19th century charcoal pile before it is covered with sod (left) and a diagram of its internal structure (right).
Charcoal is made by burning vegetation (usually wood) in the absense of oxygen, or rather without an external source of oxygen. The process of making charcoal burns off the water and other impurities and leaves the carbon behind. The result is relatively pure carbon. If you burn the charcoal it attains much higher temperatures than burning wood, in part because you don't have to fight with the natural water content of wood. Burning charcoal can easily reach temperatures exceeding 1,100 degrees Celsius (2,010 degrees Fahrenheit), making it the perfect fuel for working with iron, which has a comparable melting point.
A video on the production of charcoal is here:
Primitive Technology: Charcoal- https://www.youtube.com/watch?v=GzLvqCTvOQY
Charcoal also has a long history in medicinal recipes stretching as far back as there are records. It is still used medicinally, especially for detoxifying certain poisons and direct applications to wounds. The internet if full of uses, from face creams to teeth whiteners to desiccants. It's in your Odor Eatersª.
It is also a great pigment and is found on the walls of caves dating back 40,000 years. Charcoal is also one third of the recipe for black powder, but that's another story.
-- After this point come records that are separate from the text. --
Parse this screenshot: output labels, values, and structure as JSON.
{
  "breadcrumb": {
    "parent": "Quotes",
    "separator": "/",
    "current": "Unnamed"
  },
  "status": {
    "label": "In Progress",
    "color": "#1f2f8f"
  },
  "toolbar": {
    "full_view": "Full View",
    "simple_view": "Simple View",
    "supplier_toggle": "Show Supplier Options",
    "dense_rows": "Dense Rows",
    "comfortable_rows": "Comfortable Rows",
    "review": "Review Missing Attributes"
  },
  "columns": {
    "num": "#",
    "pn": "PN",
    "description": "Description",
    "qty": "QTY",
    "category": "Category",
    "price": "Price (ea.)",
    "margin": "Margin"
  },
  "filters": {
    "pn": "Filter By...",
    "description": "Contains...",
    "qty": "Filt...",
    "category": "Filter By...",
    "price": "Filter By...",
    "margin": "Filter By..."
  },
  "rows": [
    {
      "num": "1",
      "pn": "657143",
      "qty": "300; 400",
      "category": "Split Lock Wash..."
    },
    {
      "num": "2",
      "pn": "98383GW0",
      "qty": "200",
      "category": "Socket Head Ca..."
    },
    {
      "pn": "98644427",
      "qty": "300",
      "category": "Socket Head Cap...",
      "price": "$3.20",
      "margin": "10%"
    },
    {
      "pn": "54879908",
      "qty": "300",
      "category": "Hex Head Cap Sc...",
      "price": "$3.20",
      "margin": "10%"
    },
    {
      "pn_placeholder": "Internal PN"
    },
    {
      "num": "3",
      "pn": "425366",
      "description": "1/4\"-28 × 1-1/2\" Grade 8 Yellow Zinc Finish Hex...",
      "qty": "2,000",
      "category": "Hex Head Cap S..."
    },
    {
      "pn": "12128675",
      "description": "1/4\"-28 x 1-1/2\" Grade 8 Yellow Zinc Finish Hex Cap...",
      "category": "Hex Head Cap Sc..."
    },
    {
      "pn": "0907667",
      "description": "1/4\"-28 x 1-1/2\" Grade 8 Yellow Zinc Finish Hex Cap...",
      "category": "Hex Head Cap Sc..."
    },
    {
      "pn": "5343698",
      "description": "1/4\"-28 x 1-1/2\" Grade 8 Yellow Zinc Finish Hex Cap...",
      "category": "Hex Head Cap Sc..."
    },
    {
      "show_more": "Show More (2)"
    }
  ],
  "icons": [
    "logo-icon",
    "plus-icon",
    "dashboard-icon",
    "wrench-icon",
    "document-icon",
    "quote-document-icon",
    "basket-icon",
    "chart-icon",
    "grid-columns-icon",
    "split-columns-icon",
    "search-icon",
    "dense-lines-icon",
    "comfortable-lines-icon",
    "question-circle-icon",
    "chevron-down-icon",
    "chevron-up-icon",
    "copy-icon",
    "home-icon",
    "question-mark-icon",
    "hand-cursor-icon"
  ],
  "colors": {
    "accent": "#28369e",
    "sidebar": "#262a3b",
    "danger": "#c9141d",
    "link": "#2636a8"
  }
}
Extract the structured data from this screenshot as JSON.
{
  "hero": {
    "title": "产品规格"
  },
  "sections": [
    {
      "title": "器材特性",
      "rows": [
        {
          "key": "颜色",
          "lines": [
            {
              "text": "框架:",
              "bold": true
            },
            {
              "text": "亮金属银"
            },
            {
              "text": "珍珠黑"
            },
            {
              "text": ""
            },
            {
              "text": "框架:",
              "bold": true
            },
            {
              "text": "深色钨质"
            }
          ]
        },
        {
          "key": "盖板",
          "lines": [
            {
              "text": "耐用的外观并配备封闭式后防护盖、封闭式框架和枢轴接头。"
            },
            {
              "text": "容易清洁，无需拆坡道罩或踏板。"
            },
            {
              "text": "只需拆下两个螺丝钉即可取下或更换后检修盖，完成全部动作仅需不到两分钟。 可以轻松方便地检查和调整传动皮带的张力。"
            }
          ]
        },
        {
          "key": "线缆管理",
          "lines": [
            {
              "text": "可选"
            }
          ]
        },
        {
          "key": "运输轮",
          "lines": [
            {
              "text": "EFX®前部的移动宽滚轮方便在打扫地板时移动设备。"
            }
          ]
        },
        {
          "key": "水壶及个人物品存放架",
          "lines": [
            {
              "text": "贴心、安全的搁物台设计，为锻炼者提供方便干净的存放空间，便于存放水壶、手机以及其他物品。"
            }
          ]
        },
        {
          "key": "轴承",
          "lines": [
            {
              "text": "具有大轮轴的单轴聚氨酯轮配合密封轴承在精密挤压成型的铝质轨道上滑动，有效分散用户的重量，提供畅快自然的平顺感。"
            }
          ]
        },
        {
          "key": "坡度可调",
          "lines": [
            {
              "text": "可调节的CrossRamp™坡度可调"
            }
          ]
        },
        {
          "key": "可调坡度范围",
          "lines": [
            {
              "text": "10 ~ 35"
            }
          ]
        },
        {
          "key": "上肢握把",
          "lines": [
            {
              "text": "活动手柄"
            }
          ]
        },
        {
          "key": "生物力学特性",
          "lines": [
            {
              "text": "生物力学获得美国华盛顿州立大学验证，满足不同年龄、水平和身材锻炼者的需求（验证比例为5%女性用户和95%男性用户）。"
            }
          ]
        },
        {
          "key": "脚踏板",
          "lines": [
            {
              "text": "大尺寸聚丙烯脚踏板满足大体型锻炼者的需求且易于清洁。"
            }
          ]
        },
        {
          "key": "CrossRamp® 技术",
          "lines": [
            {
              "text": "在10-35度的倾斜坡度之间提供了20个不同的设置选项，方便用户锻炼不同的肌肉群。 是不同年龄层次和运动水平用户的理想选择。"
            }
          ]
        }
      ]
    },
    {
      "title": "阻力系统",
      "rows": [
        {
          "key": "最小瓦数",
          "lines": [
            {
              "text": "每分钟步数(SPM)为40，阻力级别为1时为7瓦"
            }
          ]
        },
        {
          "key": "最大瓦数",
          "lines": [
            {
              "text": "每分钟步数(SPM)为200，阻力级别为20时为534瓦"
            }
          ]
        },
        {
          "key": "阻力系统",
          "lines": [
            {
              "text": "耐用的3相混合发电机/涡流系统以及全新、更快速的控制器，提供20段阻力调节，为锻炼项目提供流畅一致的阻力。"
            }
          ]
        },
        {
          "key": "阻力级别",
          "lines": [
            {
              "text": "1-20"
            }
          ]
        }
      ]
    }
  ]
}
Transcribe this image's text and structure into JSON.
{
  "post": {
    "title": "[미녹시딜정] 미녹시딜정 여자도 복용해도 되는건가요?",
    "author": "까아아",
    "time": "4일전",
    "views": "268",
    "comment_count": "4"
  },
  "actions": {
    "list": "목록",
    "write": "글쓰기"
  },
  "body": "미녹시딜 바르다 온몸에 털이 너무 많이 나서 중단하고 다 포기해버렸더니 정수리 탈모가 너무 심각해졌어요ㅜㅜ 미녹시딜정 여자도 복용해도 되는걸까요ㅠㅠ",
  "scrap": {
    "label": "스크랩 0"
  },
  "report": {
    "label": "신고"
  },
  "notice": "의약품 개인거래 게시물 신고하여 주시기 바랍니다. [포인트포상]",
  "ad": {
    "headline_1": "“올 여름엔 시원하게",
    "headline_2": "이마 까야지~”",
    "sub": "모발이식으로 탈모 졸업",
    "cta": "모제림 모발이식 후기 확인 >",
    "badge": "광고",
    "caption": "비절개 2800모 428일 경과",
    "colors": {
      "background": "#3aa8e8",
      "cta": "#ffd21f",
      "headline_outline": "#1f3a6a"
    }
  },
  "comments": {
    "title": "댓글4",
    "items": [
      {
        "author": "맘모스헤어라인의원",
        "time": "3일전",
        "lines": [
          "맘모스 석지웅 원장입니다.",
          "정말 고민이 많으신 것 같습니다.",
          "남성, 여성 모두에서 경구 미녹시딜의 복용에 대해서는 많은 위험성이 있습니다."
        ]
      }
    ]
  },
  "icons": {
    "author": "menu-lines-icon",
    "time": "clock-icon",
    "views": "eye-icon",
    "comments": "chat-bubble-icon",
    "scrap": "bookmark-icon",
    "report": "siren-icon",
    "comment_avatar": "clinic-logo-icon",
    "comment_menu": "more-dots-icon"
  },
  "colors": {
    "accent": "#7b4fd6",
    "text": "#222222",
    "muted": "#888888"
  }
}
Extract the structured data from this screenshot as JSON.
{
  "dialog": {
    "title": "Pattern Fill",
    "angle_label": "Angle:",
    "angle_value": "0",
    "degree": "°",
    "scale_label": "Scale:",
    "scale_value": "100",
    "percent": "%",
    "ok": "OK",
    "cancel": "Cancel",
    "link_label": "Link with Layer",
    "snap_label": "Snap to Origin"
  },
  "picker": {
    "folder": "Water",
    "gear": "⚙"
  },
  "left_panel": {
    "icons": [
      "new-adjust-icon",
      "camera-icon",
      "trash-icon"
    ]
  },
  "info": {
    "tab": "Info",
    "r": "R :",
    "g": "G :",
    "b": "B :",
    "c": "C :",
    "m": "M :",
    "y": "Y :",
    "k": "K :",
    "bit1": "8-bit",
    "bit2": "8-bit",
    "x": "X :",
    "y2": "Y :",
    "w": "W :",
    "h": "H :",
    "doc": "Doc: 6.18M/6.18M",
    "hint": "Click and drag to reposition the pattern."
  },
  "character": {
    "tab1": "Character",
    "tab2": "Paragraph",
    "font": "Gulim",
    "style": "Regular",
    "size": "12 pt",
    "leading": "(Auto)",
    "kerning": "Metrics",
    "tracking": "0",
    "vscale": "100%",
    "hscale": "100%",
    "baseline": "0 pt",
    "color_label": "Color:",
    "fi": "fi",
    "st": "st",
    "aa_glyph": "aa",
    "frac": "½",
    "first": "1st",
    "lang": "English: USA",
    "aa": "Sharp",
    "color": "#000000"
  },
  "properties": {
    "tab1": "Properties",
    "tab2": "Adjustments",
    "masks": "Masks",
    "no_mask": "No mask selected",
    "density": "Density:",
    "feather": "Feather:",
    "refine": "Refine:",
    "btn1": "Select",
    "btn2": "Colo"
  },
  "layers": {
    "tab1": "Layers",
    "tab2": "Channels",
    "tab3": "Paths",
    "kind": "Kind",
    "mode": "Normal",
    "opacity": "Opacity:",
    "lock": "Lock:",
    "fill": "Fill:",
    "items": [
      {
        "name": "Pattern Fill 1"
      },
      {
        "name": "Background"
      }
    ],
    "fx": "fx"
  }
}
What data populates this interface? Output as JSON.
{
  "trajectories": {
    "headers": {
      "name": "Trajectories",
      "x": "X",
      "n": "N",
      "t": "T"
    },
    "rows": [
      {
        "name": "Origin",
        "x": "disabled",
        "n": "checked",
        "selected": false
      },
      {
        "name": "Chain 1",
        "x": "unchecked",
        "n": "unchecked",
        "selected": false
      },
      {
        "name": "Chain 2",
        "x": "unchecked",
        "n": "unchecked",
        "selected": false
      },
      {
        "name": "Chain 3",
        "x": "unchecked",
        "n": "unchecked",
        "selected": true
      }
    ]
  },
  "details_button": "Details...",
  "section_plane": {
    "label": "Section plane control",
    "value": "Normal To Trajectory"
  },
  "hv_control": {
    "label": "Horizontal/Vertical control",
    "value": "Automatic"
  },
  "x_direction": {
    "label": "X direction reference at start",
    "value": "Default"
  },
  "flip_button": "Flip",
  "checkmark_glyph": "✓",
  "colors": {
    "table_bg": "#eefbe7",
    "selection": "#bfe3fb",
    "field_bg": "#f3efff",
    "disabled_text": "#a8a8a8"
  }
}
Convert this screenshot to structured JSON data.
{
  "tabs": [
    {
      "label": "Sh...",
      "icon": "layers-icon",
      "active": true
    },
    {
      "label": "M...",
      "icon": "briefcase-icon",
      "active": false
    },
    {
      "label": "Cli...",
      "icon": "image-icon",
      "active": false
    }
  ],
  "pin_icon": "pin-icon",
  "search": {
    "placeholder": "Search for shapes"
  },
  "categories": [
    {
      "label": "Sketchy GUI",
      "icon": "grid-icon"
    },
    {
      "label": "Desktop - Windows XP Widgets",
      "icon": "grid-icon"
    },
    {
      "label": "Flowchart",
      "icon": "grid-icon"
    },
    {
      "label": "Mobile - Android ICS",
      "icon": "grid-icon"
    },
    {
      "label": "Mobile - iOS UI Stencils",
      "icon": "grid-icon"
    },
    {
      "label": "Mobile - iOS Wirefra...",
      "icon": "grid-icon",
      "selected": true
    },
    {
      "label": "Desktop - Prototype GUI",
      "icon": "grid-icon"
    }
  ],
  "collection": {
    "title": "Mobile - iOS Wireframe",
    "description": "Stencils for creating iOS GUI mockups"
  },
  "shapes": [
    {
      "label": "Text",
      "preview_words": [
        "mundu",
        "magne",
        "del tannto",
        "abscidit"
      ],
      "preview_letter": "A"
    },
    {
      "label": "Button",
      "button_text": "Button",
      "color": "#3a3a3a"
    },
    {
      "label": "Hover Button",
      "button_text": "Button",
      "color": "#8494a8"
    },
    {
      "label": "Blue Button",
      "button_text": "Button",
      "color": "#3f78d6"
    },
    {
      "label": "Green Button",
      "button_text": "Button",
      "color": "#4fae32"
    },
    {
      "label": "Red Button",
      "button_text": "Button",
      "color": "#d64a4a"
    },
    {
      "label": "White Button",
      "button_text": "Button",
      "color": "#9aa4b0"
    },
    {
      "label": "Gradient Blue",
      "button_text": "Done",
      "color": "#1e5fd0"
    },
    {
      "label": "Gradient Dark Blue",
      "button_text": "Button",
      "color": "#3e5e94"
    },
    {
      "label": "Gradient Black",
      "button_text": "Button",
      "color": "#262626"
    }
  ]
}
In our story charcoal is an amazing filter.
Charcoal is naturally alkaline... or so it seems. How would you test for this?